▶ **WHAT TO PRODUCE**:
The lines you return must be all those in the data that hold the string "into".

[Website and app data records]
========

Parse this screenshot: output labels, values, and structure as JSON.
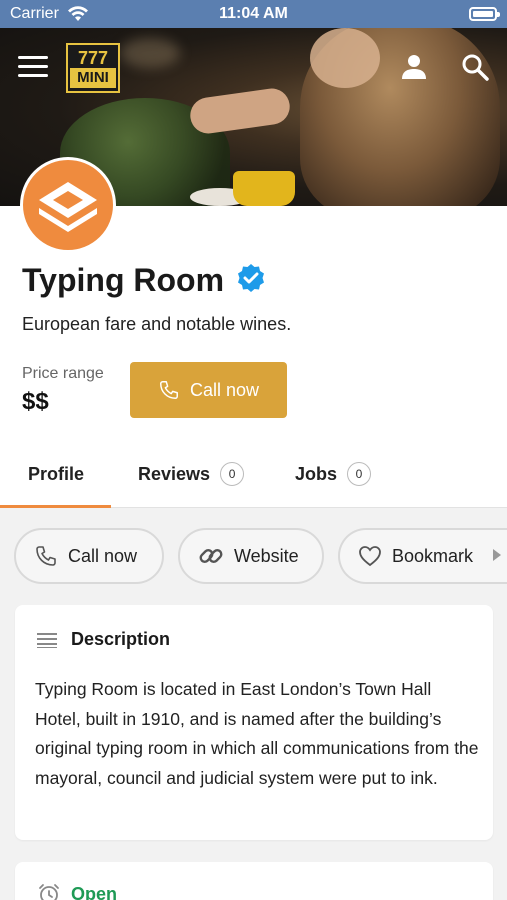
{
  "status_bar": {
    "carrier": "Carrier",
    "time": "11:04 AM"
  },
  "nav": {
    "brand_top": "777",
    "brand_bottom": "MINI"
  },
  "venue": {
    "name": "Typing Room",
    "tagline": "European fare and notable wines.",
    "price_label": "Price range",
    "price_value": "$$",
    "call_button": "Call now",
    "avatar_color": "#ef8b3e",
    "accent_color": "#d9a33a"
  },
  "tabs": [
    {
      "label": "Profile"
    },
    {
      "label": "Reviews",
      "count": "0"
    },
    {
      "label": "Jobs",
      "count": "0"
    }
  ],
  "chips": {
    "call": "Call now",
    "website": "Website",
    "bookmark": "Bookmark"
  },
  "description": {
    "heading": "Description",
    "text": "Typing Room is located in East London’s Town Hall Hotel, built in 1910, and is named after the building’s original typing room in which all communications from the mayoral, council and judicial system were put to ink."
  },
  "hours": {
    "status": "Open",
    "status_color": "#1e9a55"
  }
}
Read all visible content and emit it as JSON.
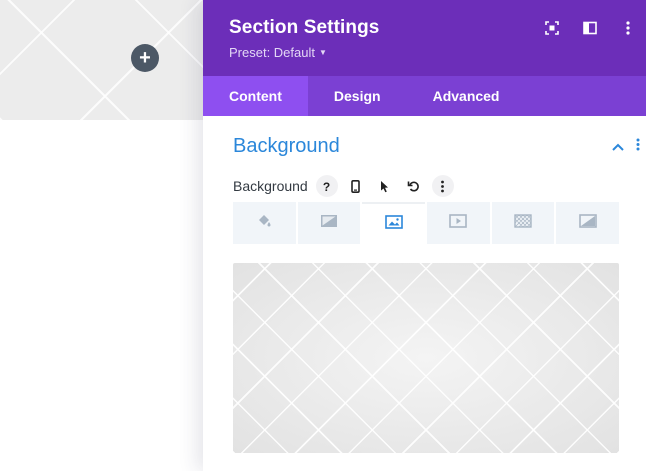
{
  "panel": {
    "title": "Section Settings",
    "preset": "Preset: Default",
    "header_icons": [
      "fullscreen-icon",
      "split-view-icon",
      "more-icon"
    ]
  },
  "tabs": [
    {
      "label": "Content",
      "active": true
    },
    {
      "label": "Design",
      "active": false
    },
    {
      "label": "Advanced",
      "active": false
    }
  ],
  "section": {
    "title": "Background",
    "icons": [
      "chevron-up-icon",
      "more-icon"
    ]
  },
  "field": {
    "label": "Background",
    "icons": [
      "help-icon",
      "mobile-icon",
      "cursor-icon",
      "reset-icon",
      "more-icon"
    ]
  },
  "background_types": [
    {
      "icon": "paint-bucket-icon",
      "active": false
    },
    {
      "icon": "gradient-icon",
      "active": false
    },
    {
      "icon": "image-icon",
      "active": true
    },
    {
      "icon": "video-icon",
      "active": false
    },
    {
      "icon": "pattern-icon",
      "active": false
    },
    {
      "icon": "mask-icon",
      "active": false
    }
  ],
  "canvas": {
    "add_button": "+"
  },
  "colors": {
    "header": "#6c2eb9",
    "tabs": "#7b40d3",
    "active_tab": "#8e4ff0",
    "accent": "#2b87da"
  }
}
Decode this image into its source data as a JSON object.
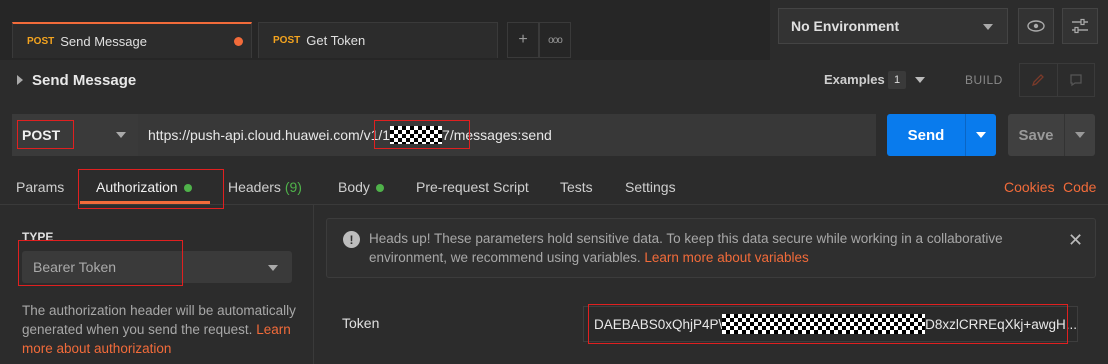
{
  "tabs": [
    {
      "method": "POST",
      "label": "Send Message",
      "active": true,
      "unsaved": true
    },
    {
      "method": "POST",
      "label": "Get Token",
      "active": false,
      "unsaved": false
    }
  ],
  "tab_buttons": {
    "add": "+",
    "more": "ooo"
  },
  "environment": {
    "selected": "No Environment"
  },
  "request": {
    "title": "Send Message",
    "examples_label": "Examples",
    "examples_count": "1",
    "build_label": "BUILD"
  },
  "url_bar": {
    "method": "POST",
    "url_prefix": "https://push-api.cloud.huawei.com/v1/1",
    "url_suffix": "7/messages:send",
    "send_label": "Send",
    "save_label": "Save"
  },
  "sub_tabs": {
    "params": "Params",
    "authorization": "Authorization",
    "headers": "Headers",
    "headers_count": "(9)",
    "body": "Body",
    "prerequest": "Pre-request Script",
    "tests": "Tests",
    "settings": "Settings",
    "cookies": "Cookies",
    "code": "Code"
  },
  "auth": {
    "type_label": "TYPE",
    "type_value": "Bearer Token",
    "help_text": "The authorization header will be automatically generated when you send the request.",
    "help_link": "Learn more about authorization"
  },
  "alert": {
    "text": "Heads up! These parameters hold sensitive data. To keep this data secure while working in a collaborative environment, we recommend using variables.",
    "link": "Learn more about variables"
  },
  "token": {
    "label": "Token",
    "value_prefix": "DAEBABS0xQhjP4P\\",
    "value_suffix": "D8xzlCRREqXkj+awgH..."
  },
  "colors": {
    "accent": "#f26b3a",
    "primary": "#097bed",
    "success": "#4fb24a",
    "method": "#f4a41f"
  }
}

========

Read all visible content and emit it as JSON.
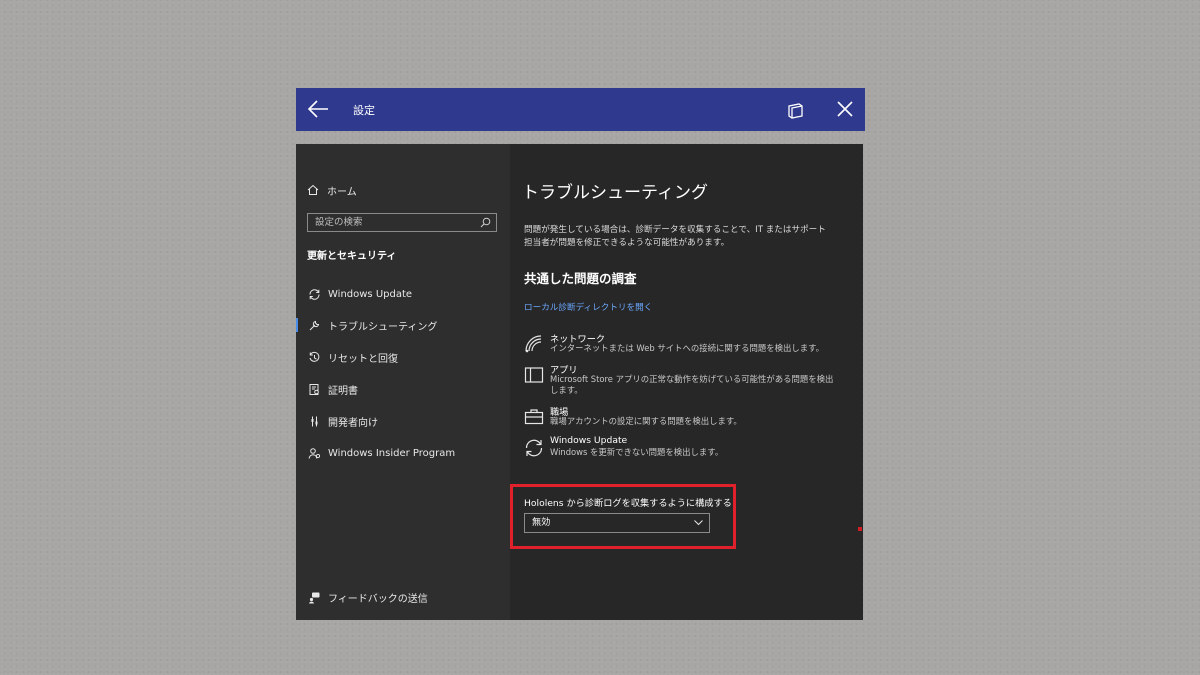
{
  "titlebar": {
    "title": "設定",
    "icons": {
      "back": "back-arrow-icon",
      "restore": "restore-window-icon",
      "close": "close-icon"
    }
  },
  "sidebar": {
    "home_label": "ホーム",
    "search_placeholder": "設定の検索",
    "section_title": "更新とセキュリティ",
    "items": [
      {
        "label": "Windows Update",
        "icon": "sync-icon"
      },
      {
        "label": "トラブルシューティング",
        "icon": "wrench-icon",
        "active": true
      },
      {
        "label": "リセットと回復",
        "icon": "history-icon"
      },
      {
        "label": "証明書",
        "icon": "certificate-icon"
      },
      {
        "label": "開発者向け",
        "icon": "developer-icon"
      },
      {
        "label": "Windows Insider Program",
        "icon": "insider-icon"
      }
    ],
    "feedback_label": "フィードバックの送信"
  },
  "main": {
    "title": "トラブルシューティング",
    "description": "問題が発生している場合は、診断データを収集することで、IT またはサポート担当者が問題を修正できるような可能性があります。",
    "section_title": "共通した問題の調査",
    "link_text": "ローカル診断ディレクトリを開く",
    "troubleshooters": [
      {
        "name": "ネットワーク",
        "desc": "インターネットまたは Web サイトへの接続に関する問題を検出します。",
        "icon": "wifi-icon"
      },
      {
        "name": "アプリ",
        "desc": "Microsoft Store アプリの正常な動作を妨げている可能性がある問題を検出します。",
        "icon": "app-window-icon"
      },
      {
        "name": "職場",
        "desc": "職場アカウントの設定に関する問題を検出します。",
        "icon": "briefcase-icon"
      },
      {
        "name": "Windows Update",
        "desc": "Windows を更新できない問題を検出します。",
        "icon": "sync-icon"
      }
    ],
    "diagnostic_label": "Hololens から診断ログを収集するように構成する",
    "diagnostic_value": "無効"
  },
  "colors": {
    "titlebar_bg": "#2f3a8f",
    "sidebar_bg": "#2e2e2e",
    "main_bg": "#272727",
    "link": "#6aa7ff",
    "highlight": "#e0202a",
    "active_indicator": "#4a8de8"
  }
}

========

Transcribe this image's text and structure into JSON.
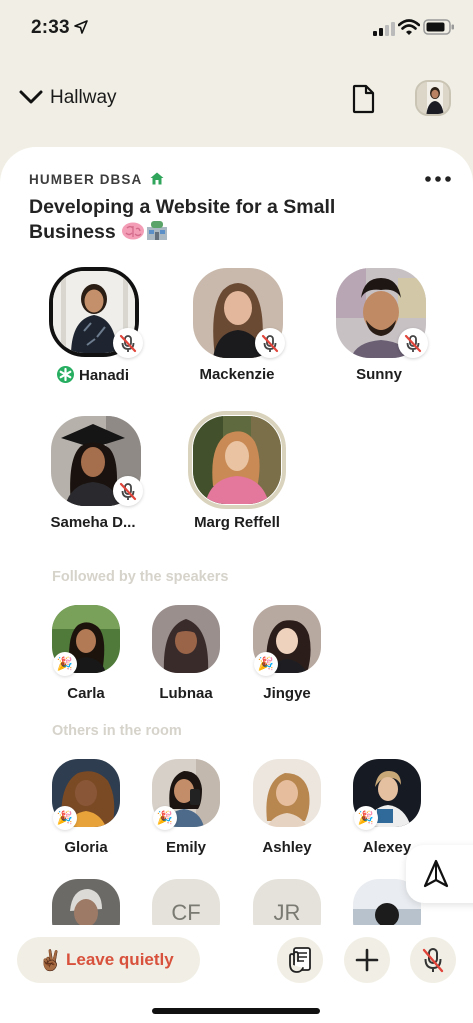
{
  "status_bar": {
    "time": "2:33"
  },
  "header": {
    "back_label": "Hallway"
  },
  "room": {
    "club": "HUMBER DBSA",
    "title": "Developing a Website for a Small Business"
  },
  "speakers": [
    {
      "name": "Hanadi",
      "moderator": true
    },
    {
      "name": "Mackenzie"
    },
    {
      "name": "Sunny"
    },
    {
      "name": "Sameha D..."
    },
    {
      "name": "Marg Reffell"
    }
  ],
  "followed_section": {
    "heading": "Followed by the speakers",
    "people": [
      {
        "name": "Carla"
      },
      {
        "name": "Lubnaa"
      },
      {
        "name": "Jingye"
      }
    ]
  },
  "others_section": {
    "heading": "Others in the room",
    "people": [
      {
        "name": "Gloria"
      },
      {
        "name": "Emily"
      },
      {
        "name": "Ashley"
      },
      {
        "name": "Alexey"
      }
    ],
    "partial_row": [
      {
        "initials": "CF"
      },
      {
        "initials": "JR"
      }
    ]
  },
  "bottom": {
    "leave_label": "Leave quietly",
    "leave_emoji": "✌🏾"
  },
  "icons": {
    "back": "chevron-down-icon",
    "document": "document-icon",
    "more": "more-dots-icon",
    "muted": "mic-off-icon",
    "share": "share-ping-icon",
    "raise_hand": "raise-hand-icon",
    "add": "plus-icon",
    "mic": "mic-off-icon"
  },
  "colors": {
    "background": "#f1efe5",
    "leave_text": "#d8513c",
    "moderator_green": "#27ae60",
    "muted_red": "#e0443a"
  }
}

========

▶ **PROBLEM SOLUTION**:
Decode this image into its source data as a JSON object.
Transcribe this image's text and structure into JSON.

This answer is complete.